[29 Sep 2014 08:14am]

» Shellshock: Vulnerable Systems you may have missed and how to move forward, (Mon, Sep 29th)
[29 Sep 2014 08:14am]

***
CNET News.com

» Microsoft defends opening Hotmail account of blogger in espionage case
[20 Mar 2014 06:47pm]

» Syria's Internet goes dark for several hours
[20 Mar 2014 04:25pm]

» Symantec fires CEO Steve Bennett
[20 Mar 2014 03:07pm]

» Microsoft sniffed blogger's Hotmail account to trace leak
[20 Mar 2014 01:28pm]

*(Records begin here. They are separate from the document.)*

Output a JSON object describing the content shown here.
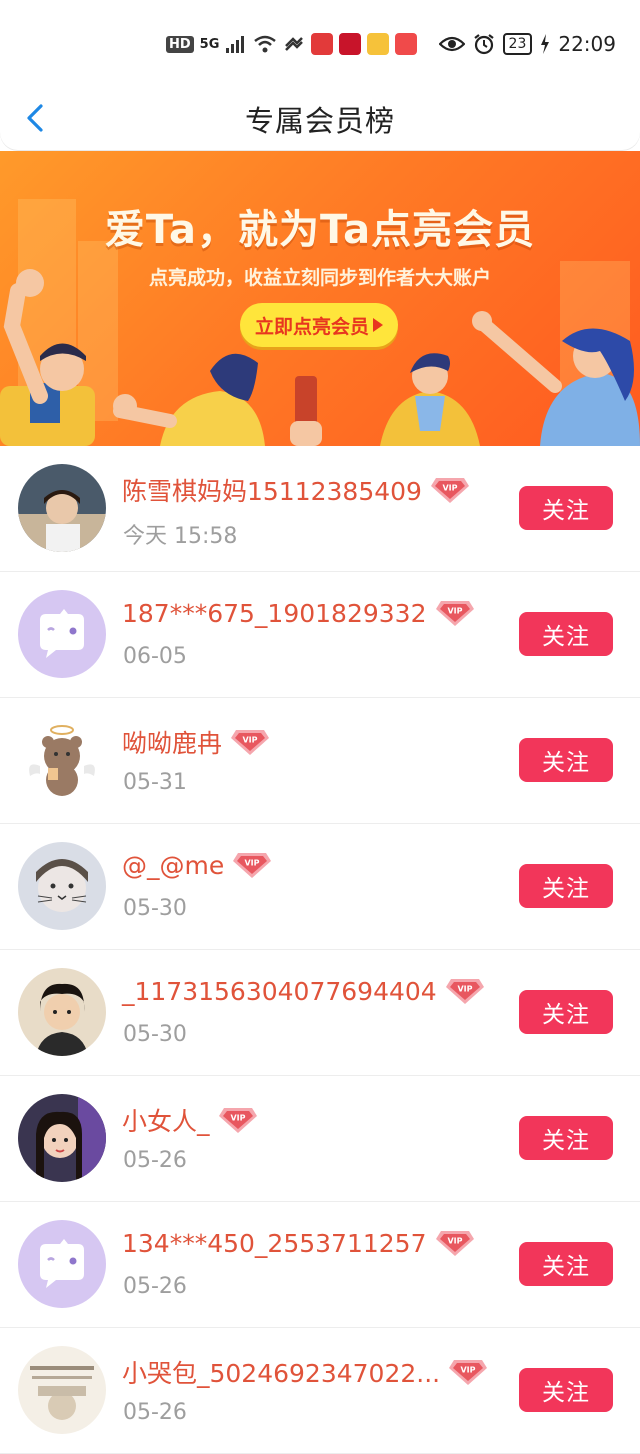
{
  "status_bar": {
    "left_indicators": [
      "HD",
      "5G"
    ],
    "time": "22:09",
    "battery": "23",
    "app_icons": [
      "起点",
      "天猫",
      "支付宝",
      "拼多多"
    ]
  },
  "header": {
    "title": "专属会员榜",
    "back_icon": "chevron-left-icon"
  },
  "banner": {
    "headline": "爱Ta，就为Ta点亮会员",
    "subtext": "点亮成功，收益立刻同步到作者大大账户",
    "cta_label": "立即点亮会员"
  },
  "members": [
    {
      "name": "陈雪棋妈妈15112385409",
      "date": "今天 15:58",
      "badge": "VIP",
      "follow_label": "关注",
      "avatar": "photo"
    },
    {
      "name": "187***675_1901829332",
      "date": "06-05",
      "badge": "VIP",
      "follow_label": "关注",
      "avatar": "default"
    },
    {
      "name": "呦呦鹿冉",
      "date": "05-31",
      "badge": "VIP",
      "follow_label": "关注",
      "avatar": "bear"
    },
    {
      "name": "@_@me",
      "date": "05-30",
      "badge": "VIP",
      "follow_label": "关注",
      "avatar": "photo"
    },
    {
      "name": "_1173156304077694404",
      "date": "05-30",
      "badge": "VIP",
      "follow_label": "关注",
      "avatar": "photo"
    },
    {
      "name": "小女人_",
      "date": "05-26",
      "badge": "VIP",
      "follow_label": "关注",
      "avatar": "photo"
    },
    {
      "name": "134***450_2553711257",
      "date": "05-26",
      "badge": "VIP",
      "follow_label": "关注",
      "avatar": "default"
    },
    {
      "name": "小哭包_5024692347022...",
      "date": "05-26",
      "badge": "VIP",
      "follow_label": "关注",
      "avatar": "photo"
    }
  ],
  "colors": {
    "accent_blue": "#1e88e5",
    "name_color": "#e0533a",
    "follow_button": "#f2365a",
    "banner_orange": "#ff7a25",
    "cta_yellow": "#ffe53b"
  }
}
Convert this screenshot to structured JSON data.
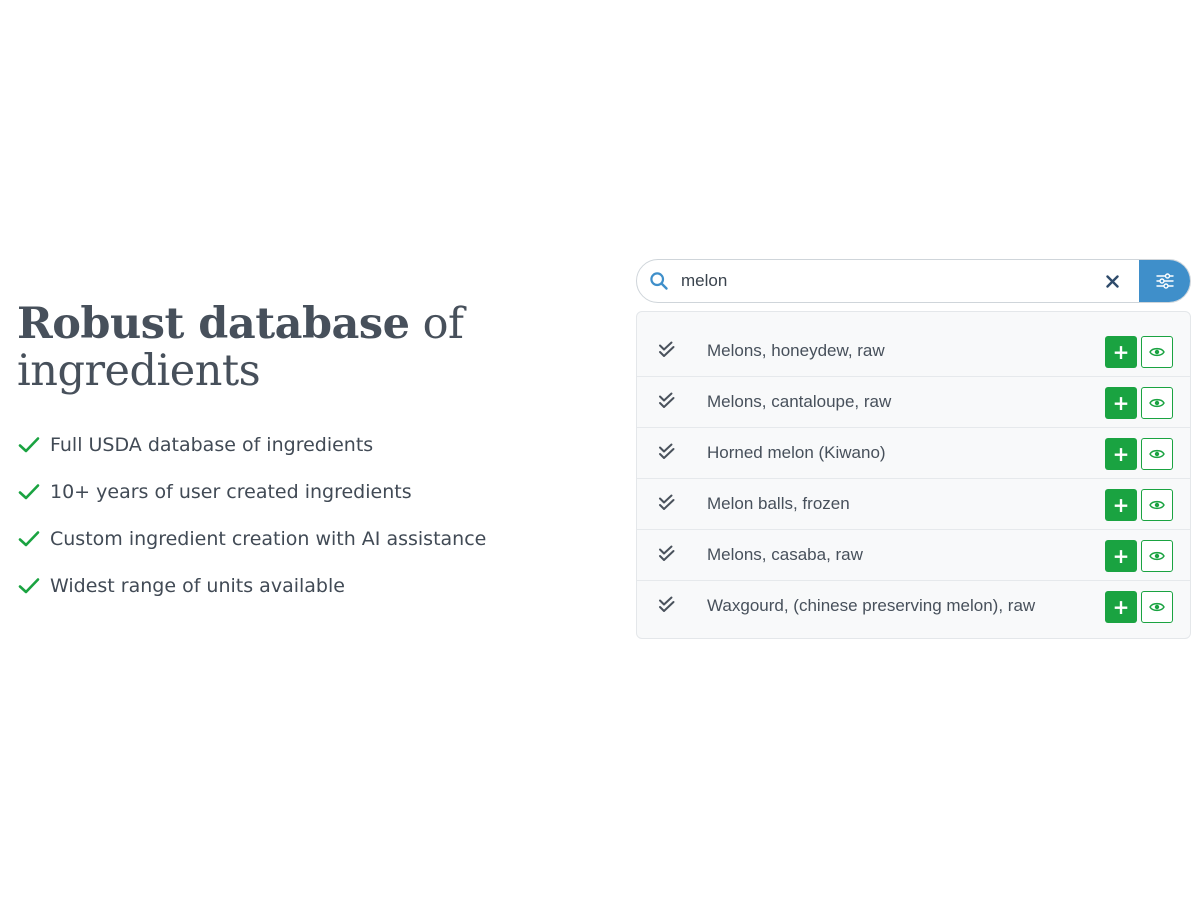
{
  "headline": {
    "bold": "Robust database",
    "rest": " of ingredients"
  },
  "features": [
    {
      "text": "Full USDA database of ingredients",
      "icon": "check-icon"
    },
    {
      "text": "10+ years of user created ingredients",
      "icon": "check-icon"
    },
    {
      "text": "Custom ingredient creation with AI assistance",
      "icon": "check-icon"
    },
    {
      "text": "Widest range of units available",
      "icon": "check-icon"
    }
  ],
  "search": {
    "value": "melon",
    "icon": "search-icon",
    "clear_icon": "close-icon",
    "filter_icon": "sliders-icon"
  },
  "results": [
    {
      "label": "Melons, honeydew, raw"
    },
    {
      "label": "Melons, cantaloupe, raw"
    },
    {
      "label": "Horned melon (Kiwano)"
    },
    {
      "label": "Melon balls, frozen"
    },
    {
      "label": "Melons, casaba, raw"
    },
    {
      "label": "Waxgourd, (chinese preserving melon), raw"
    }
  ],
  "result_actions": {
    "add_label": "+",
    "add_icon": "plus-icon",
    "view_icon": "eye-icon",
    "status_icon": "double-check-icon"
  },
  "colors": {
    "accent_green": "#1aa341",
    "filter_blue": "#3f8fca",
    "search_icon_blue": "#3f8fca",
    "text_dark": "#47505b"
  }
}
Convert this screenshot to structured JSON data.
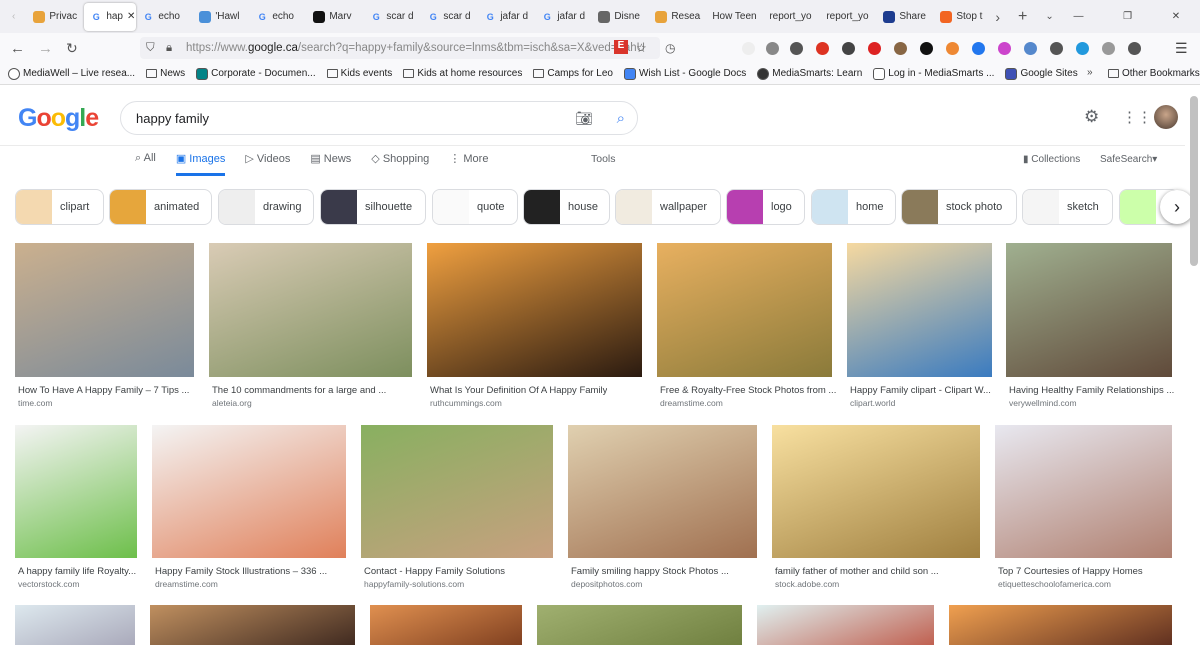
{
  "browser": {
    "tabs": [
      {
        "label": "Privac",
        "icon": "folder-icon",
        "color": "#e8a33b"
      },
      {
        "label": "hap",
        "icon": "google-icon",
        "color": "#4285f4",
        "active": true
      },
      {
        "label": "echo",
        "icon": "google-icon",
        "color": "#4285f4"
      },
      {
        "label": "'Hawl",
        "icon": "tv-icon",
        "color": "#4a90d9"
      },
      {
        "label": "echo",
        "icon": "google-icon",
        "color": "#4285f4"
      },
      {
        "label": "Marv",
        "icon": "d-icon",
        "color": "#111"
      },
      {
        "label": "scar d",
        "icon": "google-icon",
        "color": "#4285f4"
      },
      {
        "label": "scar d",
        "icon": "google-icon",
        "color": "#4285f4"
      },
      {
        "label": "jafar d",
        "icon": "google-icon",
        "color": "#4285f4"
      },
      {
        "label": "jafar d",
        "icon": "google-icon",
        "color": "#4285f4"
      },
      {
        "label": "Disne",
        "icon": "disney-icon",
        "color": "#666"
      },
      {
        "label": "Resea",
        "icon": "folder-icon",
        "color": "#e8a33b"
      },
      {
        "label": "How Teen",
        "icon": "",
        "color": ""
      },
      {
        "label": "report_yo",
        "icon": "",
        "color": ""
      },
      {
        "label": "report_yo",
        "icon": "",
        "color": ""
      },
      {
        "label": "Share",
        "icon": "s-icon",
        "color": "#1d3c8f"
      },
      {
        "label": "Stop t",
        "icon": "orange-icon",
        "color": "#f26522"
      }
    ],
    "url_prefix": "https://www.",
    "url_domain": "google.ca",
    "url_rest": "/search?q=happy+family&source=lnms&tbm=isch&sa=X&ved=2ahU",
    "bookmarks": [
      {
        "label": "MediaWell – Live resea...",
        "icon": "globe-icon"
      },
      {
        "label": "News",
        "icon": "folder-icon"
      },
      {
        "label": "Corporate - Documen...",
        "icon": "sharepoint-icon"
      },
      {
        "label": "Kids events",
        "icon": "folder-icon"
      },
      {
        "label": "Kids at home resources",
        "icon": "folder-icon"
      },
      {
        "label": "Camps for Leo",
        "icon": "folder-icon"
      },
      {
        "label": "Wish List - Google Docs",
        "icon": "docs-icon"
      },
      {
        "label": "MediaSmarts: Learn",
        "icon": "m-icon"
      },
      {
        "label": "Log in - MediaSmarts ...",
        "icon": "t-icon"
      },
      {
        "label": "Google Sites",
        "icon": "sites-icon"
      }
    ],
    "other_bookmarks": "Other Bookmarks"
  },
  "google": {
    "logo": "Google",
    "query": "happy family",
    "tabs": [
      "All",
      "Images",
      "Videos",
      "News",
      "Shopping",
      "More"
    ],
    "tools": "Tools",
    "collections": "Collections",
    "safesearch": "SafeSearch",
    "chips": [
      "clipart",
      "animated",
      "drawing",
      "silhouette",
      "quote",
      "house",
      "wallpaper",
      "logo",
      "home",
      "stock photo",
      "sketch"
    ],
    "results": [
      [
        {
          "title": "How To Have A Happy Family – 7 Tips ...",
          "source": "time.com"
        },
        {
          "title": "The 10 commandments for a large and ...",
          "source": "aleteia.org"
        },
        {
          "title": "What Is Your Definition Of A Happy Family",
          "source": "ruthcummings.com"
        },
        {
          "title": "Free & Royalty-Free Stock Photos from ...",
          "source": "dreamstime.com"
        },
        {
          "title": "Happy Family clipart - Clipart W...",
          "source": "clipart.world"
        },
        {
          "title": "Having Healthy Family Relationships ...",
          "source": "verywellmind.com"
        }
      ],
      [
        {
          "title": "A happy family life Royalty...",
          "source": "vectorstock.com"
        },
        {
          "title": "Happy Family Stock Illustrations – 336 ...",
          "source": "dreamstime.com"
        },
        {
          "title": "Contact - Happy Family Solutions",
          "source": "happyfamily-solutions.com"
        },
        {
          "title": "Family smiling happy Stock Photos ...",
          "source": "depositphotos.com"
        },
        {
          "title": "family father of mother and child son ...",
          "source": "stock.adobe.com"
        },
        {
          "title": "Top 7 Courtesies of Happy Homes",
          "source": "etiquetteschoolofamerica.com"
        }
      ]
    ]
  }
}
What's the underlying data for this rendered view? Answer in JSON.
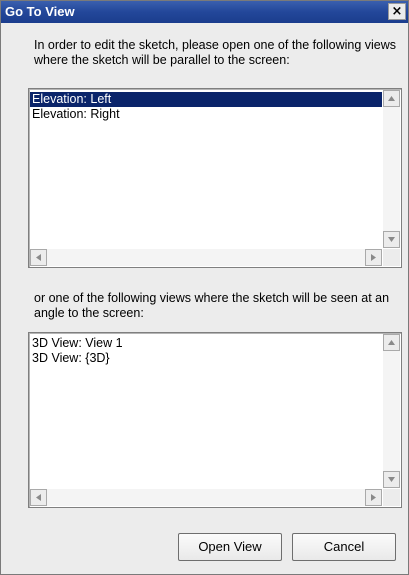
{
  "dialog": {
    "title": "Go To View",
    "close_glyph": "×"
  },
  "instructions": {
    "parallel": "In order to edit the sketch, please open one of the following views where the sketch will be parallel to the screen:",
    "angle": "or one of the following views where the sketch will be seen at an angle to the screen:"
  },
  "parallel_views": {
    "items": [
      "Elevation: Left",
      "Elevation: Right"
    ],
    "selected": "Elevation: Left"
  },
  "angle_views": {
    "items": [
      "3D View: View 1",
      "3D View: {3D}"
    ]
  },
  "buttons": {
    "open": "Open View",
    "cancel": "Cancel"
  },
  "icons": {
    "close": "close-icon",
    "scroll_up": "scroll-up-arrow-icon",
    "scroll_down": "scroll-down-arrow-icon",
    "scroll_left": "scroll-left-arrow-icon",
    "scroll_right": "scroll-right-arrow-icon"
  },
  "colors": {
    "titlebar": "#23479a",
    "selection": "#0a246a",
    "dialog_bg": "#ececec"
  }
}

» Microsoft sniffed private Hotmail account to trace trade secret leak
[20 Mar 2014 01:28pm]

» IBM's new services zero in on fraud, financial crime
[20 Mar 2014 07:31am]

» Despite assault on privacy, Page sees value in online openness
[19 Mar 2014 08:00pm]

» Hackers transform EA Web page into Apple ID phishing scheme
[19 Mar 2014 05:21pm]

» NSA top lawyer says tech giants knew about data collection
[19 Mar 2014 02:57pm]

» Microsoft touts study showing the cost of pirated software
[19 Mar 2014 06:55am]

» Microsoft touts study showing cost of malware in pirated software
[19 Mar 2014 06:55am]

» How to spy on your lover, the smartphone way
[18 Mar 2014 01:24pm]

» Mt. Gox update lets users see their Bitcoin balances
[18 Mar 2014 06:38am]

» Fake Malaysia Airlines links spread malware
[17 Mar 2014 05:12pm]

» IBM: No, we did not help NSA spy on customers
[17 Mar 2014 01:15pm]

***

***



***


More IT Security
News Feeds
More Sponsors

Advertise on this site
RSS Feeds
Our news can be syndicated by using these rss feeds.
rss1.0
rss2.0
rdf
Symantec News

NIST.org is in no way connected to the U.S. government site NIST.gov

This site is © John Herron, CISSP. All Rights Reserved.

Please visit daily to stay up to date on all your IT Security compliance issues.

http://www.nist.org -
Hosted by BlueHost. We've never had a better hosting company.
{THEMEDISCLAIMER}